Contrasting the Six Influence Flows with the Traditional Emphases
It’s probably too simplistic but not too far off the mark to consider the historic focus of marketing and PR practice as being predominantly on the 1st influence flow (our influence with our stakeholders), with a bit of the 3rd in the form of the internal circulation of news clippings for example, and eliciting information with marketing research to improve one’s understanding of consumer preferences, attitudes, and behaviours (as long as you systematically ensure that these have an influence, of course).
Sometimes we also try to infer a 3rd flow (our stakeholders’ influence with us) from implicit data such as sales volume or growth – ‘it’s not selling as fast as we’d expected, there must be something they don’t like.’

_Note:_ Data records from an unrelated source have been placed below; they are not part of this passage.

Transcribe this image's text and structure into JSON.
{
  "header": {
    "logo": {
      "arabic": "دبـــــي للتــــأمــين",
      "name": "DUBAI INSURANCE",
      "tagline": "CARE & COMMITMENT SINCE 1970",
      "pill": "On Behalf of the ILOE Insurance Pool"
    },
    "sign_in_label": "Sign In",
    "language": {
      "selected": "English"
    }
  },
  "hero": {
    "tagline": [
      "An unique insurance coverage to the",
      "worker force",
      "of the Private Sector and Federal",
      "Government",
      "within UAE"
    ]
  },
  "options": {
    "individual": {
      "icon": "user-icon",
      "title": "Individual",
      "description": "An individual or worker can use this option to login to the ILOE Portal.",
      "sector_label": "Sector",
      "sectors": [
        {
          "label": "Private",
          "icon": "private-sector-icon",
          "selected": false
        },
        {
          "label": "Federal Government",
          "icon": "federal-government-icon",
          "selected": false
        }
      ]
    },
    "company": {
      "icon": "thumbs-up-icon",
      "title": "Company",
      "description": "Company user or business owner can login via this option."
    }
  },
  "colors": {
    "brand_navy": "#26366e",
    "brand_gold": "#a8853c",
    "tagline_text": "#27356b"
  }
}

Should a competitor have great success with their 1st flow (the competitor’s 1st flow is our 4th) then one might conduct some ad hoc research to find out how it acted upon stakeholders.
This traditional emphasis was probably down to a combination of what appeared to work at the time, what was expected at the time, and what was possible within the systematic and budget constraints of your typical marketing and PR operation. In my experience, too few marketing and PR teams have solid research capabilities, but this itself is an effect, not a cause – an effect of organizations’ inability to optimize resource to best meet the business objectives, but more on that later.